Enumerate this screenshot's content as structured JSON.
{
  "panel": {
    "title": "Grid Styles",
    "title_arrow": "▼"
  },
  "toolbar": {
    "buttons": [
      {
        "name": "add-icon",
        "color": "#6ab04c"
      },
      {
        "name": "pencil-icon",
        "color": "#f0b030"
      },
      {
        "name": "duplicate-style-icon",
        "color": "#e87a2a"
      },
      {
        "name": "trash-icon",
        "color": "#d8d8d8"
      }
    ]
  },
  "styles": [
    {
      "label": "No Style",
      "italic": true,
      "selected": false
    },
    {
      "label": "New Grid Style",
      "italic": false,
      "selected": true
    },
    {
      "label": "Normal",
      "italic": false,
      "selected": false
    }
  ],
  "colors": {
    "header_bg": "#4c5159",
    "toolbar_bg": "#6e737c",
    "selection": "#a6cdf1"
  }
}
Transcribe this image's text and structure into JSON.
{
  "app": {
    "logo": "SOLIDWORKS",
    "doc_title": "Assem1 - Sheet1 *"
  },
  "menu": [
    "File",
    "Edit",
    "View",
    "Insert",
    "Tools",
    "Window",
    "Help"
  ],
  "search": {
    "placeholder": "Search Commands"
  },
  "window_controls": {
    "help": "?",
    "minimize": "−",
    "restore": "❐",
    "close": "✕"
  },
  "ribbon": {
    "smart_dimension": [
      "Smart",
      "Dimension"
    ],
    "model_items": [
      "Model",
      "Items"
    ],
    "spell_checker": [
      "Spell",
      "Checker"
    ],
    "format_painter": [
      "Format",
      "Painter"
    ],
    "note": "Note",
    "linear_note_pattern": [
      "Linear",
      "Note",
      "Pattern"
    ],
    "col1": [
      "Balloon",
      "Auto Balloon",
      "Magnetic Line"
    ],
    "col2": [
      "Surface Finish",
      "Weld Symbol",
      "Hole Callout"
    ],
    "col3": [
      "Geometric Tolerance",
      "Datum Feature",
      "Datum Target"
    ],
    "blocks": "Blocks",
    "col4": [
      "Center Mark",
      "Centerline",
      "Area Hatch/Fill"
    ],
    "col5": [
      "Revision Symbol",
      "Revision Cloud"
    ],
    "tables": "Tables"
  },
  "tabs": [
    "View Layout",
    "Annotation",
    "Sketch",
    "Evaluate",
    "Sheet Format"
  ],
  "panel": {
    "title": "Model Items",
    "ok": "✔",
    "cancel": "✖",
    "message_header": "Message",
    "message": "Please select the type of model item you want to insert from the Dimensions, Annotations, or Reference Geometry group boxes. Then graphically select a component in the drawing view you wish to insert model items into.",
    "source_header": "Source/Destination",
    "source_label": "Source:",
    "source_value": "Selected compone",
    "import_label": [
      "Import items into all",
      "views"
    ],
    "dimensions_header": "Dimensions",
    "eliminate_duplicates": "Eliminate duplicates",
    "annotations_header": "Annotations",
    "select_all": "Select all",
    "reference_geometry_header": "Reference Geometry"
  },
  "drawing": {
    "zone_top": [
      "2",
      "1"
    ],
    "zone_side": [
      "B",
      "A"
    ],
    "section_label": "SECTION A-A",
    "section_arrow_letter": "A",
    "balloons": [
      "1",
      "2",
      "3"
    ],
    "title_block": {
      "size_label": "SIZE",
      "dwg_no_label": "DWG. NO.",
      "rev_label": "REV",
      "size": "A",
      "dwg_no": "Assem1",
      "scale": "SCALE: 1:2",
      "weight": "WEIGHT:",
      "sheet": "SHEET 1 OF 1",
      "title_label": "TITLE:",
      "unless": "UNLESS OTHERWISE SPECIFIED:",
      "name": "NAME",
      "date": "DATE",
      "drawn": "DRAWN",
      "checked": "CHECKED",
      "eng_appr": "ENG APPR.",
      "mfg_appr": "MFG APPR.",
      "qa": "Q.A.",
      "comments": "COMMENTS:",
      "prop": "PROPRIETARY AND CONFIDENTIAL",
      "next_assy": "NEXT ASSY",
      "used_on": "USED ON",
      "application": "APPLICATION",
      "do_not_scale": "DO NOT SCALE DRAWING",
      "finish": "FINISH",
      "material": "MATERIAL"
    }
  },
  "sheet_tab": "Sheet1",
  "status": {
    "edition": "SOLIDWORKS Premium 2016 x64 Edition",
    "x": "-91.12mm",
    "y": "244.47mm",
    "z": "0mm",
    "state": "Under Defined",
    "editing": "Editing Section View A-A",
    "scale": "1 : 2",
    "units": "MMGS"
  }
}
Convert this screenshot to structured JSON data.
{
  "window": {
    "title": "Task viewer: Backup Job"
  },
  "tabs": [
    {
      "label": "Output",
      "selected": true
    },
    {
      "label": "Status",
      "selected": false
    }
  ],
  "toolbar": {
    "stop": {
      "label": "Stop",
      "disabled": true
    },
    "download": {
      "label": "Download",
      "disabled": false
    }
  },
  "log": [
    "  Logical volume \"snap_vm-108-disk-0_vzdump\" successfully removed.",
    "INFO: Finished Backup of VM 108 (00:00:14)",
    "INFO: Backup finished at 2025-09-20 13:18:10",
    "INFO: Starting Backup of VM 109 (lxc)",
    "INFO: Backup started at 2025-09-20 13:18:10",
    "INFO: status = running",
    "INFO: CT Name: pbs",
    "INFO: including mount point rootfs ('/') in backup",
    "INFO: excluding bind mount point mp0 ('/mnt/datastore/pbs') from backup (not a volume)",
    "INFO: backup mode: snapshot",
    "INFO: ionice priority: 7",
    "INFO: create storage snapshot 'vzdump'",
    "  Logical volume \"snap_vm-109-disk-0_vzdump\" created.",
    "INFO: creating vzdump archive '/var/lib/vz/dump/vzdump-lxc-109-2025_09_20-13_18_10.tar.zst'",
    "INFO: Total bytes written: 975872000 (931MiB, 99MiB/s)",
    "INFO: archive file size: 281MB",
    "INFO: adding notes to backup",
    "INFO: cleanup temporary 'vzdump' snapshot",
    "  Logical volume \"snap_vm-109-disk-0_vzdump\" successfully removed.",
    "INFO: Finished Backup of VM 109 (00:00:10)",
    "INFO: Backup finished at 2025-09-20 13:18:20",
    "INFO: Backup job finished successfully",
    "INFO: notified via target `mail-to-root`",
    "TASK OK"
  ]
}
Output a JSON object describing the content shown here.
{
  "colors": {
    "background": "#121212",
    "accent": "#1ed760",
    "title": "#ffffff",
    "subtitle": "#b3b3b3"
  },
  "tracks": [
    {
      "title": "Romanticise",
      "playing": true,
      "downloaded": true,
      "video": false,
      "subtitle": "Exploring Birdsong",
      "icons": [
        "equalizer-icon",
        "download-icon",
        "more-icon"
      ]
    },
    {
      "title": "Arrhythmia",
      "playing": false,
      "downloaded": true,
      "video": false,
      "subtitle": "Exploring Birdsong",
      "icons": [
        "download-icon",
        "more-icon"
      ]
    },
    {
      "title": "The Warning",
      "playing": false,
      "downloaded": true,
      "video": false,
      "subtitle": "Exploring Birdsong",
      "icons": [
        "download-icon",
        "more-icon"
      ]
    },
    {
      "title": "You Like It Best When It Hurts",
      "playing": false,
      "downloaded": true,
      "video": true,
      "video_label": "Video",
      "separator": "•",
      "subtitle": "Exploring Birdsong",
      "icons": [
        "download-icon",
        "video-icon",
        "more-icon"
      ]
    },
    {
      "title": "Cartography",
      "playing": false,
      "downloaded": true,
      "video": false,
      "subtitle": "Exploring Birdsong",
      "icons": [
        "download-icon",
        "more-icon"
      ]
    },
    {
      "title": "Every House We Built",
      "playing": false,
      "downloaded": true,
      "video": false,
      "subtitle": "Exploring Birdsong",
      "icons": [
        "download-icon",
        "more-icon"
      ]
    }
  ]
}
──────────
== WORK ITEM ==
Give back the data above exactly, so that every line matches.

== RESPONSE ==
Enumerate this screenshot's content as structured JSON.
{
  "panel": {
    "title": "Grid Styles",
    "title_arrow": "▼"
  },
  "toolbar": {
    "buttons": [
      {
        "name": "add-icon",
        "color": "#6ab04c"
      },
      {
        "name": "pencil-icon",
        "color": "#f0b030"
      },
      {
        "name": "duplicate-style-icon",
        "color": "#e87a2a"
      },
      {
        "name": "trash-icon",
        "color": "#d8d8d8"
      }
    ]
  },
  "styles": [
    {
      "label": "No Style",
      "italic": true,
      "selected": false
    },
    {
      "label": "New Grid Style",
      "italic": false,
      "selected": true
    },
    {
      "label": "Normal",
      "italic": false,
      "selected": false
    }
  ],
  "colors": {
    "header_bg": "#4c5159",
    "toolbar_bg": "#6e737c",
    "selection": "#a6cdf1"
  }
}
Transcribe this image's text and structure into JSON.
{
  "app": {
    "logo": "SOLIDWORKS",
    "doc_title": "Assem1 - Sheet1 *"
  },
  "menu": [
    "File",
    "Edit",
    "View",
    "Insert",
    "Tools",
    "Window",
    "Help"
  ],
  "search": {
    "placeholder": "Search Commands"
  },
  "window_controls": {
    "help": "?",
    "minimize": "−",
    "restore": "❐",
    "close": "✕"
  },
  "ribbon": {
    "smart_dimension": [
      "Smart",
      "Dimension"
    ],
    "model_items": [
      "Model",
      "Items"
    ],
    "spell_checker": [
      "Spell",
      "Checker"
    ],
    "format_painter": [
      "Format",
      "Painter"
    ],
    "note": "Note",
    "linear_note_pattern": [
      "Linear",
      "Note",
      "Pattern"
    ],
    "col1": [
      "Balloon",
      "Auto Balloon",
      "Magnetic Line"
    ],
    "col2": [
      "Surface Finish",
      "Weld Symbol",
      "Hole Callout"
    ],
    "col3": [
      "Geometric Tolerance",
      "Datum Feature",
      "Datum Target"
    ],
    "blocks": "Blocks",
    "col4": [
      "Center Mark",
      "Centerline",
      "Area Hatch/Fill"
    ],
    "col5": [
      "Revision Symbol",
      "Revision Cloud"
    ],
    "tables": "Tables"
  },
  "tabs": [
    "View Layout",
    "Annotation",
    "Sketch",
    "Evaluate",
    "Sheet Format"
  ],
  "panel": {
    "title": "Model Items",
    "ok": "✔",
    "cancel": "✖",
    "message_header": "Message",
    "message": "Please select the type of model item you want to insert from the Dimensions, Annotations, or Reference Geometry group boxes. Then graphically select a component in the drawing view you wish to insert model items into.",
    "source_header": "Source/Destination",
    "source_label": "Source:",
    "source_value": "Selected compone",
    "import_label": [
      "Import items into all",
      "views"
    ],
    "dimensions_header": "Dimensions",
    "eliminate_duplicates": "Eliminate duplicates",
    "annotations_header": "Annotations",
    "select_all": "Select all",
    "reference_geometry_header": "Reference Geometry"
  },
  "drawing": {
    "zone_top": [
      "2",
      "1"
    ],
    "zone_side": [
      "B",
      "A"
    ],
    "section_label": "SECTION A-A",
    "section_arrow_letter": "A",
    "balloons": [
      "1",
      "2",
      "3"
    ],
    "title_block": {
      "size_label": "SIZE",
      "dwg_no_label": "DWG. NO.",
      "rev_label": "REV",
      "size": "A",
      "dwg_no": "Assem1",
      "scale": "SCALE: 1:2",
      "weight": "WEIGHT:",
      "sheet": "SHEET 1 OF 1",
      "title_label": "TITLE:",
      "unless": "UNLESS OTHERWISE SPECIFIED:",
      "name": "NAME",
      "date": "DATE",
      "drawn": "DRAWN",
      "checked": "CHECKED",
      "eng_appr": "ENG APPR.",
      "mfg_appr": "MFG APPR.",
      "qa": "Q.A.",
      "comments": "COMMENTS:",
      "prop": "PROPRIETARY AND CONFIDENTIAL",
      "next_assy": "NEXT ASSY",
      "used_on": "USED ON",
      "application": "APPLICATION",
      "do_not_scale": "DO NOT SCALE DRAWING",
      "finish": "FINISH",
      "material": "MATERIAL"
    }
  },
  "sheet_tab": "Sheet1",
  "status": {
    "edition": "SOLIDWORKS Premium 2016 x64 Edition",
    "x": "-91.12mm",
    "y": "244.47mm",
    "z": "0mm",
    "state": "Under Defined",
    "editing": "Editing Section View A-A",
    "scale": "1 : 2",
    "units": "MMGS"
  }
}
Convert this screenshot to structured JSON data.
{
  "window": {
    "title": "Task viewer: Backup Job"
  },
  "tabs": [
    {
      "label": "Output",
      "selected": true
    },
    {
      "label": "Status",
      "selected": false
    }
  ],
  "toolbar": {
    "stop": {
      "label": "Stop",
      "disabled": true
    },
    "download": {
      "label": "Download",
      "disabled": false
    }
  },
  "log": [
    "  Logical volume \"snap_vm-108-disk-0_vzdump\" successfully removed.",
    "INFO: Finished Backup of VM 108 (00:00:14)",
    "INFO: Backup finished at 2025-09-20 13:18:10",
    "INFO: Starting Backup of VM 109 (lxc)",
    "INFO: Backup started at 2025-09-20 13:18:10",
    "INFO: status = running",
    "INFO: CT Name: pbs",
    "INFO: including mount point rootfs ('/') in backup",
    "INFO: excluding bind mount point mp0 ('/mnt/datastore/pbs') from backup (not a volume)",
    "INFO: backup mode: snapshot",
    "INFO: ionice priority: 7",
    "INFO: create storage snapshot 'vzdump'",
    "  Logical volume \"snap_vm-109-disk-0_vzdump\" created.",
    "INFO: creating vzdump archive '/var/lib/vz/dump/vzdump-lxc-109-2025_09_20-13_18_10.tar.zst'",
    "INFO: Total bytes written: 975872000 (931MiB, 99MiB/s)",
    "INFO: archive file size: 281MB",
    "INFO: adding notes to backup",
    "INFO: cleanup temporary 'vzdump' snapshot",
    "  Logical volume \"snap_vm-109-disk-0_vzdump\" successfully removed.",
    "INFO: Finished Backup of VM 109 (00:00:10)",
    "INFO: Backup finished at 2025-09-20 13:18:20",
    "INFO: Backup job finished successfully",
    "INFO: notified via target `mail-to-root`",
    "TASK OK"
  ]
}
Output a JSON object describing the content shown here.
{
  "colors": {
    "background": "#121212",
    "accent": "#1ed760",
    "title": "#ffffff",
    "subtitle": "#b3b3b3"
  },
  "tracks": [
    {
      "title": "Romanticise",
      "playing": true,
      "downloaded": true,
      "video": false,
      "subtitle": "Exploring Birdsong",
      "icons": [
        "equalizer-icon",
        "download-icon",
        "more-icon"
      ]
    },
    {
      "title": "Arrhythmia",
      "playing": false,
      "downloaded": true,
      "video": false,
      "subtitle": "Exploring Birdsong",
      "icons": [
        "download-icon",
        "more-icon"
      ]
    },
    {
      "title": "The Warning",
      "playing": false,
      "downloaded": true,
      "video": false,
      "subtitle": "Exploring Birdsong",
      "icons": [
        "download-icon",
        "more-icon"
      ]
    },
    {
      "title": "You Like It Best When It Hurts",
      "playing": false,
      "downloaded": true,
      "video": true,
      "video_label": "Video",
      "separator": "•",
      "subtitle": "Exploring Birdsong",
      "icons": [
        "download-icon",
        "video-icon",
        "more-icon"
      ]
    },
    {
      "title": "Cartography",
      "playing": false,
      "downloaded": true,
      "video": false,
      "subtitle": "Exploring Birdsong",
      "icons": [
        "download-icon",
        "more-icon"
      ]
    },
    {
      "title": "Every House We Built",
      "playing": false,
      "downloaded": true,
      "video": false,
      "subtitle": "Exploring Birdsong",
      "icons": [
        "download-icon",
        "more-icon"
      ]
    }
  ]
}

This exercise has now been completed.